Prime Minister Margaret Thatcher hopes her policy of placing militant trade unions under firm legal restraint will be vindicated in a vital test case in the newspaper industry.
The focus of the dispute is a company near Manchester that has been trying to cite Thatcher government laws passed in 1980 and 1982 to justify its use of nonunion labor.
Earlier this year the Messenger group of newspapers sacked six members of the print trade union, the National Graphical Association (NGA). This sparked massive picketing at the company's plant at Warrington.
Clashes between thousands of NGA picketers and hundreds of police took place as the chairman of the Messenger group, Eddie Shah, printed his papers under conditions of siege and trucked them to surrounding areas under police escort.
Mrs. Thatcher regards the eventual outcome of the dispute as a likely watershed in union attitudes to the new industrial laws.
At the root of the confrontation between the NGA and Mr. Shah is the future of the so-called closed shop - the practice by trade unions of insisting that employees at a place of work to join trade unions.
Mrs. Thatcher wants to shatter the closed shop. The NGA and many other unions believe it should be retained.
In the Messenger dispute there is another central issue: The new industrial laws forbid ''secondary picketing'' - demonstrations by trade unionists not directly involved in a local dispute.
At Warrington, the six dismissed NGA workers received support from picketers from many centers in Britain. At the height of the clashes some 500 NGA picketers from London turned up outside the Messenger plant. At one point at least 4,000 picketers were trying to keep trucks loaded with newspapers from leaving the printing works.
In a series of legal actions, Shah and the Messenger group sought injunctions against the NGA. Fines of (STR)50,000 ($75,000) were imposed on the union. These were later trebled.
Eventually a court ruled that all of the NGA's funds, amounting to some (STR) 10 million ($15 million), should be sequestered, pending payment of the fines and a union readiness to abandon picketing at Warrington.

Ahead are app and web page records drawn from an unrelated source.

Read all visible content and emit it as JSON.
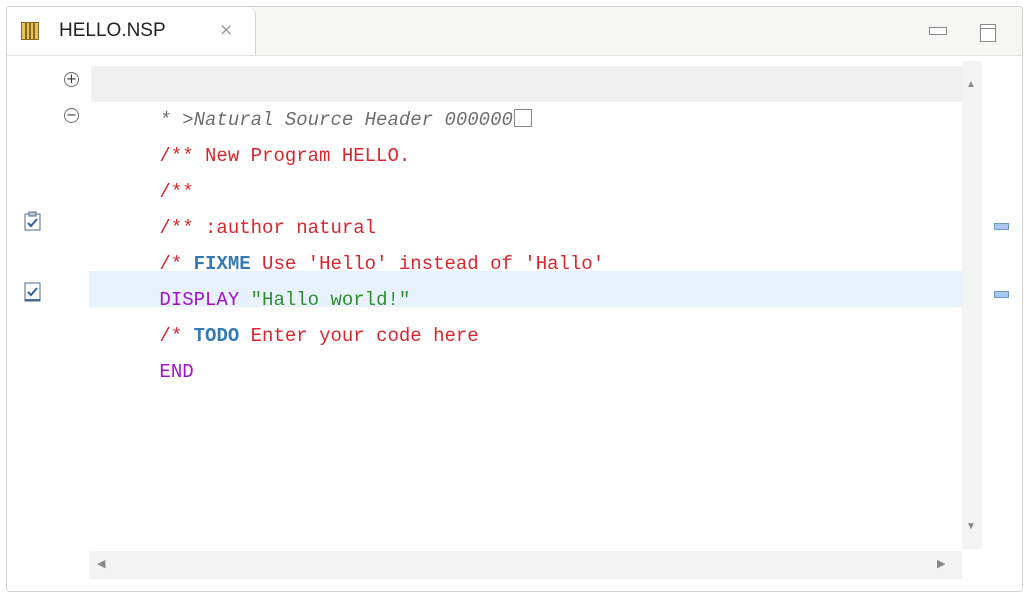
{
  "tab": {
    "title": "HELLO.NSP",
    "close_glyph": "⨯"
  },
  "window_controls": {
    "minimize": "minimize-icon",
    "maximize": "maximize-icon"
  },
  "code": {
    "line1_text": "* >Natural Source Header 000000",
    "line2_text": "/** New Program HELLO.",
    "line3_text": "/**",
    "line4_text": "/** :author natural",
    "line5_prefix": "/* ",
    "line5_keyword": "FIXME",
    "line5_rest": " Use 'Hello' instead of 'Hallo'",
    "line6_keyword": "DISPLAY",
    "line6_string": " \"Hallo world!\"",
    "line7_prefix": "/* ",
    "line7_keyword": "TODO",
    "line7_rest": " Enter your code here",
    "line8_keyword": "END"
  },
  "colors": {
    "comment_header": "#6e6e6e",
    "comment": "#d9262d",
    "task_tag": "#3478b4",
    "keyword": "#a013c8",
    "string": "#2f8f2f",
    "current_line": "#e8f2fe"
  }
}
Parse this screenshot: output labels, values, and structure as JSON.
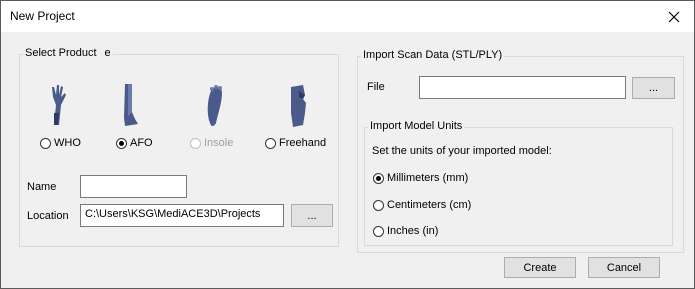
{
  "window": {
    "title": "New Project"
  },
  "select_product": {
    "legend": "Select Product",
    "legend_suffix": "e",
    "options": [
      {
        "label": "WHO",
        "selected": false,
        "disabled": false,
        "icon": "hand-orthosis-icon"
      },
      {
        "label": "AFO",
        "selected": true,
        "disabled": false,
        "icon": "leg-orthosis-icon"
      },
      {
        "label": "Insole",
        "selected": false,
        "disabled": true,
        "icon": "foot-insole-icon"
      },
      {
        "label": "Freehand",
        "selected": false,
        "disabled": false,
        "icon": "freehand-shape-icon"
      }
    ],
    "name_label": "Name",
    "name_value": "",
    "location_label": "Location",
    "location_value": "C:\\Users\\KSG\\MediACE3D\\Projects",
    "browse_label": "..."
  },
  "import_scan": {
    "legend": "Import Scan Data (STL/PLY)",
    "file_label": "File",
    "file_value": "",
    "browse_label": "...",
    "units": {
      "legend": "Import Model Units",
      "prompt": "Set the units of your imported model:",
      "options": [
        {
          "label": "Millimeters (mm)",
          "selected": true
        },
        {
          "label": "Centimeters (cm)",
          "selected": false
        },
        {
          "label": "Inches (in)",
          "selected": false
        }
      ]
    }
  },
  "footer": {
    "create_label": "Create",
    "cancel_label": "Cancel"
  },
  "colors": {
    "window_bg": "#f0f0f0",
    "icon_fill": "#4a5a8a",
    "disabled_text": "#a0a0a0"
  }
}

Mrs. Thatcher has tried to keep the government out of attempts to mediate an end to industrial disputes. She has favored the use of an independent concilia-tion service to sort out differences between managements and trade unions.
The conciliation service managed to arrange suspension of picketing at Warrington for a week while Shah and leaders of the NGA tried to reach a compromise.
Mrs. Thatcher has made no secret of her determination that the new laws must be upheld. Many pickets who went to Warrington from other cities said they did not recognize the new laws.
The Messenger case puts Britain's Trades Union Congress in an awkward position. The council of the TUC is split between a majority favoring reluctant acceptance of the new laws and a vociferous minority advocating confrontation.
The TUC's position is made all the more difficult by its decision earlier this year to hold discussions with the Thatcher government on wage policy.
Mrs. Thatcher has said the trade unions generally must accept the new laws. The Labour opposition favors acceptance of the laws but says the government must help resolve disputes.
A leading opposition spokesman urged Mrs. Thatcher to return to the ''beer and sandwiches at 10 Downing Street'' technique of solving industrial disputes. She rejected the suggestion.